I've concluded that AAA flashlights are ideal for EDC purposes, which means that said flashlights are on my acquisition wish list. I'm still a big fan of my Olight i3S, and use it regularly. Nevertheless, I've had my eye on the Maratac torch for a while and I finally decided to buy one.
I got this little gem from CountyComm (I believe this is the only online source, but I could be wrong) for the not-quite-affordable price of about $30.00. The flashlight is solid, well-built, and works great, so perhaps the $30.00 price tag is justified. By the way, I got the basic black Rev 3 version of the flashlight, which is the latest and greatest model as of this writing.
The flashlight arrived in a plastic box, which seems to be mislabeled "Maratac Extreme" (the CountyComm website says that the Extreme is discontinued). Whatever. The description on the label is really impressive. Aircraft grade! Type III Military anodizing! Anti-Reflective lens coating! Proprietary circuit design! Reverse polarity protection! All that for the low low price of only $30.00; what a bargain!
Marketing language aside, there is a lot to like about the Maratac AAA. According to the website, the flashlight is only 2.75 inches long, with a diameter of 0.5 inches. It has a twisty UI (which is common in the flashlight world) that steps through three levels as follows: Medium-Low-High. Damn, I would gladly trade the Military grade anti-reflective reverse lens coating for a Low-Medium-High pattern. Note that the Low mode generates a fair amount of light (1.5 lumens) . . . I wouldn't call it a moonlight mode. Medium = 40 lumens, and High = 138 blinding lumens.
Although this flashlight looks all "tactical" in flat black with gnarly knurling, it does not include any of those crazy modes that you often find in tactical lights. No disco strobe light, no emergency beacon pattern, and no S-O-S mode. So, if you plan on getting lost or stranded somewhere, don't take this flashlight.
The Maratac comes with a cool glow in the dark diffuser cap, which works as advertised. I was unable to capture a good shot in the dark, so just imagine that the diffuser in the following picture is illuminated like a deployed lightsaber.

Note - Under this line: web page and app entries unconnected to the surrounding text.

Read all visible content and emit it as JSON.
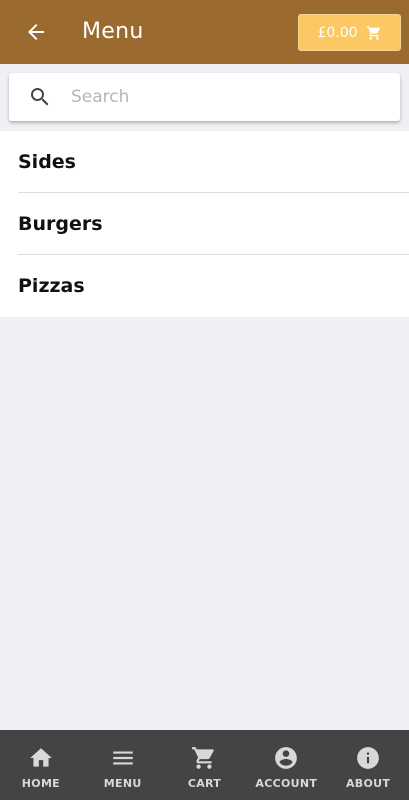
{
  "header": {
    "title": "Menu",
    "back_icon": "arrow-left-icon",
    "cart_total": "£0.00",
    "cart_icon": "shopping-cart-icon",
    "bg_color": "#9b6a2e",
    "cart_button_color": "#fbc864"
  },
  "search": {
    "placeholder": "Search",
    "value": "",
    "icon": "search-icon"
  },
  "categories": [
    {
      "label": "Sides"
    },
    {
      "label": "Burgers"
    },
    {
      "label": "Pizzas"
    }
  ],
  "bottom_nav": {
    "items": [
      {
        "label": "HOME",
        "icon": "home-icon"
      },
      {
        "label": "MENU",
        "icon": "menu-icon"
      },
      {
        "label": "CART",
        "icon": "cart-icon"
      },
      {
        "label": "ACCOUNT",
        "icon": "account-icon"
      },
      {
        "label": "ABOUT",
        "icon": "info-icon"
      }
    ]
  }
}
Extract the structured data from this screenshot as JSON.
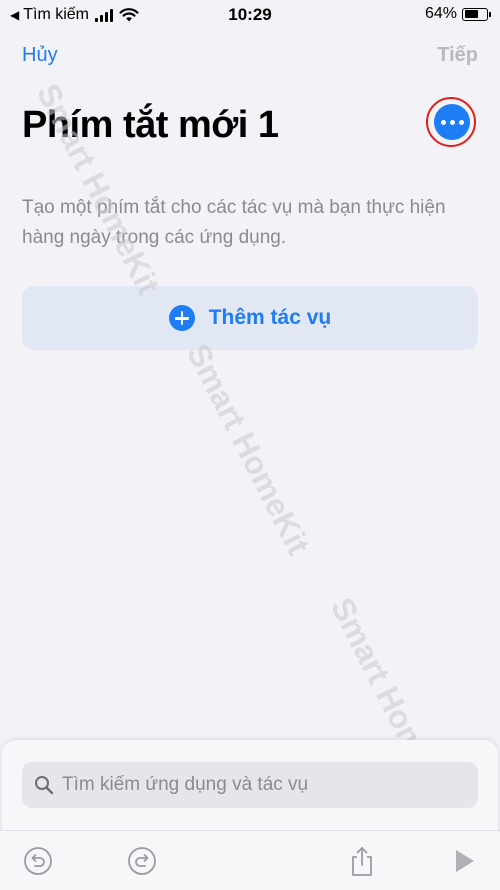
{
  "status_bar": {
    "back_app": "Tìm kiếm",
    "time": "10:29",
    "battery_text": "64%",
    "battery_level": 0.64
  },
  "nav": {
    "cancel_label": "Hủy",
    "next_label": "Tiếp"
  },
  "title": "Phím tắt mới 1",
  "description": "Tạo một phím tắt cho các tác vụ mà bạn thực hiện hàng ngày trong các ứng dụng.",
  "add_action": {
    "label": "Thêm tác vụ",
    "icon": "plus-circle-icon"
  },
  "search": {
    "placeholder": "Tìm kiếm ứng dụng và tác vụ"
  },
  "toolbar": {
    "icons": [
      "undo-icon",
      "redo-icon",
      "share-icon",
      "play-icon"
    ]
  },
  "watermark": "Smart HomeKit",
  "colors": {
    "accent": "#1e7cf5",
    "highlight_ring": "#e0201b",
    "background": "#f2f2f7"
  }
}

I really like, but don't love, this flashlight. It would be perfect (for my use) if the activation pattern progressed from low to high, and if the low mode was actually a moonlight level. AAA perfection is out there, I just need to find it.